## Brief
Please return every line of the records that contains the word "JSON".

## Given records
_ _ _ _ _

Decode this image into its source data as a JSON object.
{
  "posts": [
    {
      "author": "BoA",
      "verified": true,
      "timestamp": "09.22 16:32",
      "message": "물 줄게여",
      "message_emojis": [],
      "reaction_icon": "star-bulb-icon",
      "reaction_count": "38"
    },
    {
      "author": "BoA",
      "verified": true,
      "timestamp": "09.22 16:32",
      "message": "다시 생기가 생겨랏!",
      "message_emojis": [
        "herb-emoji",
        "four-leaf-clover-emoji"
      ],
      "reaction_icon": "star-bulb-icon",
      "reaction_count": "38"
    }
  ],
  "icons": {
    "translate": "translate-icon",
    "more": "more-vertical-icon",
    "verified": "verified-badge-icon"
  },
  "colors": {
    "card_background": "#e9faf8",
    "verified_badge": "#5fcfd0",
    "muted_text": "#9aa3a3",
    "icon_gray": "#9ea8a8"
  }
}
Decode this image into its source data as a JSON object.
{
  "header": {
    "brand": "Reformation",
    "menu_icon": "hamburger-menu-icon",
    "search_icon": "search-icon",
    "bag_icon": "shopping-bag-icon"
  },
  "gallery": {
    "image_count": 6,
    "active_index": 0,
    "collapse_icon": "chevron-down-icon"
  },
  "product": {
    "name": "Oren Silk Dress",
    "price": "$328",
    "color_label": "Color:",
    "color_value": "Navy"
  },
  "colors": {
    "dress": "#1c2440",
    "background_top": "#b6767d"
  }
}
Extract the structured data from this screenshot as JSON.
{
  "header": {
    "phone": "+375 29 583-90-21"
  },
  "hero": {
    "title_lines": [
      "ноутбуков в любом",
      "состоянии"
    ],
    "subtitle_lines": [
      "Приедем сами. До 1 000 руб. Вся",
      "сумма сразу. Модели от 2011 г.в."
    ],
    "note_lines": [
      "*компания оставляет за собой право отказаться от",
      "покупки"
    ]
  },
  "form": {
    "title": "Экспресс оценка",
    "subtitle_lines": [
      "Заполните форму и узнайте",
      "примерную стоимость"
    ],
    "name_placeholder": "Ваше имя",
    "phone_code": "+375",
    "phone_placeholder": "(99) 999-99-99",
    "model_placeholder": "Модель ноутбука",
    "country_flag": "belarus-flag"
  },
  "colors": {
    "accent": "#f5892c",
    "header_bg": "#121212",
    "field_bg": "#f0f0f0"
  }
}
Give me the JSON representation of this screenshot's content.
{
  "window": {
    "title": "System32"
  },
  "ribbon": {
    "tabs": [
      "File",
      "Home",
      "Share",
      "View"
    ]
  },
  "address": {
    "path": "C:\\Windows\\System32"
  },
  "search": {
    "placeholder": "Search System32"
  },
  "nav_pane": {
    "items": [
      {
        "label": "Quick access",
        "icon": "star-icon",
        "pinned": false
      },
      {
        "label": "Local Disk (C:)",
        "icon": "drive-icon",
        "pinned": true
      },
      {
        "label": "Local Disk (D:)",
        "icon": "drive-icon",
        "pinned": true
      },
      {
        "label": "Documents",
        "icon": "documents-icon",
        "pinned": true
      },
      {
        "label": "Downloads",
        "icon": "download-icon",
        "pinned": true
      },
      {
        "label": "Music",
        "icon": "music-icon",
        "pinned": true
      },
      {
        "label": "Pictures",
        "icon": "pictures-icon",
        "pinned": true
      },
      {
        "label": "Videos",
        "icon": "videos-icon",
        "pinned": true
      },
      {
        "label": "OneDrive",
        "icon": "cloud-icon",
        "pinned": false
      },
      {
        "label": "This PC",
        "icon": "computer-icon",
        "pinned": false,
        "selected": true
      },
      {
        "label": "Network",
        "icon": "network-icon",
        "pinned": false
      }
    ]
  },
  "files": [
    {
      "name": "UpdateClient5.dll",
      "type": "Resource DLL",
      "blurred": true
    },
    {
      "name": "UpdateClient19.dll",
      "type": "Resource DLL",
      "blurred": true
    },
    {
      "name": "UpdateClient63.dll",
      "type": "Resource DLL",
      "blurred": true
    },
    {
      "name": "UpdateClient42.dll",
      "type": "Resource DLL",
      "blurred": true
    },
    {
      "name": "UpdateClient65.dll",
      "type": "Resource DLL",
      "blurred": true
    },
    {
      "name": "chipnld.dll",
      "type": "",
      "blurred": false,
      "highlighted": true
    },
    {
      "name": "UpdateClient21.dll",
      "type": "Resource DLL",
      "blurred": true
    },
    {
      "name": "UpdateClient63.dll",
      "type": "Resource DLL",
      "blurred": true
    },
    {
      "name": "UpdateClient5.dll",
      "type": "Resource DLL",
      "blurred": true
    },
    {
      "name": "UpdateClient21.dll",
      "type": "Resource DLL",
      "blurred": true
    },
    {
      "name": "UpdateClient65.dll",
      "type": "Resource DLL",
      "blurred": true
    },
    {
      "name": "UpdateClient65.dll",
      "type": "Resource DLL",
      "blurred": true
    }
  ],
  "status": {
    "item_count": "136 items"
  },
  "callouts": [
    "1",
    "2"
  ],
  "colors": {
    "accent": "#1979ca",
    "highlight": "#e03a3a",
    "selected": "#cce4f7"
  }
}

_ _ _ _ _

## Answer to this task
Decode this image into its source data as a JSON object.
Decode this image into its source data as a JSON object.
Extract the structured data from this screenshot as JSON.
Give me the JSON representation of this screenshot's content.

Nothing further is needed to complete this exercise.